Mike in Arkansas writes, "The man was appointed according to Illinois law. There's absolutely no reason not to seat him. The democrats are making a big mistake here. As an old trial lawyer myself, I think it's time for Harry Reid to get off his dime and start doing some negotiating."

Mark in Oklahoma, "The governor appointed him and he should be sworn in. We had a president a few years ago who was going through an impeachment process. I don't recall him being unable to carry out his duties during the impeachment trial."

David in California, "Unless there's evidence to show that Mr. Burris is somehow involved in the wrongdoing of the governor, and I haven't seen or heard any such evidence, he ought to be seated as the senator from Illinois. He was legally appointed to the position. He's not personally committed an act that would disqualify him. Sure the governor of Illinois is a scum bag, but it doesn't mean Mr. Burris is incapable of dutiful and honorable service to the people of Illinois."

And George writes, "The idea of Harry Reid being jury, judge and prosecutor in this is more distasteful than the idea of Burris being appointed by a felon. Let Burris stay. Lock the doors on Reid."

If you didn't see your e-mail here, you can go to my blog and look for yours there is among hundreds of others. Wolf?

BLITZER: You saw the A.P. reporting Diane Feinstein, chair of the senate rules committee, now breaking with her fellow democrats and saying, seat the guy. Let him be the junior senator from Illinois.

CAFFERTY: What's up with Feinstein? Yesterday she was whining about Leon Panetta, and now she's out talking about Burris. Isn't it Nancy Pelosi's job to utter everything from California on this stuff?

BLITZER: There are many members of congress from California and we hear from them all the time. Jack, thanks very much. We'll have more on what's going on coming up.

It hasn't even been officially announced, but there's already some fallout over Barack Obama's pick of Leon Panetta to head the CIA the fallout in congress but now in the intelligence community. We'll update you on new information.
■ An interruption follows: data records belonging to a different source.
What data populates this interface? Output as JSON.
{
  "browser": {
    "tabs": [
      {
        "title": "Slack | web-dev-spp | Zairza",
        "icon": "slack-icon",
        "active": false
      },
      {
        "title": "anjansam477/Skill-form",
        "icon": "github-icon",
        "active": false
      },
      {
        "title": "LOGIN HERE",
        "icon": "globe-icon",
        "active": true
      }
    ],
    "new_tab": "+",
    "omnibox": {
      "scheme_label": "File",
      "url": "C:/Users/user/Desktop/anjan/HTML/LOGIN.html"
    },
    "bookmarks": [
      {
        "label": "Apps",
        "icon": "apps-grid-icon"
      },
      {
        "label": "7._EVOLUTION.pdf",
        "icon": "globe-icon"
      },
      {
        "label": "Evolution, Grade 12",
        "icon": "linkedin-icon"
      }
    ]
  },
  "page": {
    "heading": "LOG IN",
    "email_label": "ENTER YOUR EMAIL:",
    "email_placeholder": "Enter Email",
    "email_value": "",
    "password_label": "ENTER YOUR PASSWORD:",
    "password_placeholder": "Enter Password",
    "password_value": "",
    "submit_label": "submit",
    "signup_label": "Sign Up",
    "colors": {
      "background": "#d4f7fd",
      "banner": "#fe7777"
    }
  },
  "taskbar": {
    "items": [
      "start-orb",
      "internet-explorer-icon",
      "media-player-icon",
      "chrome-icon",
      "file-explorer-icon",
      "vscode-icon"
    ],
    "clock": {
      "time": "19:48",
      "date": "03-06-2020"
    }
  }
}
Plus, the United Nations school in Gaza hit by Israeli artillery with deadly results. We have the latest on Israel's defense and the growing death tolls.

Stick around. You're in THE SITUATION ROOM.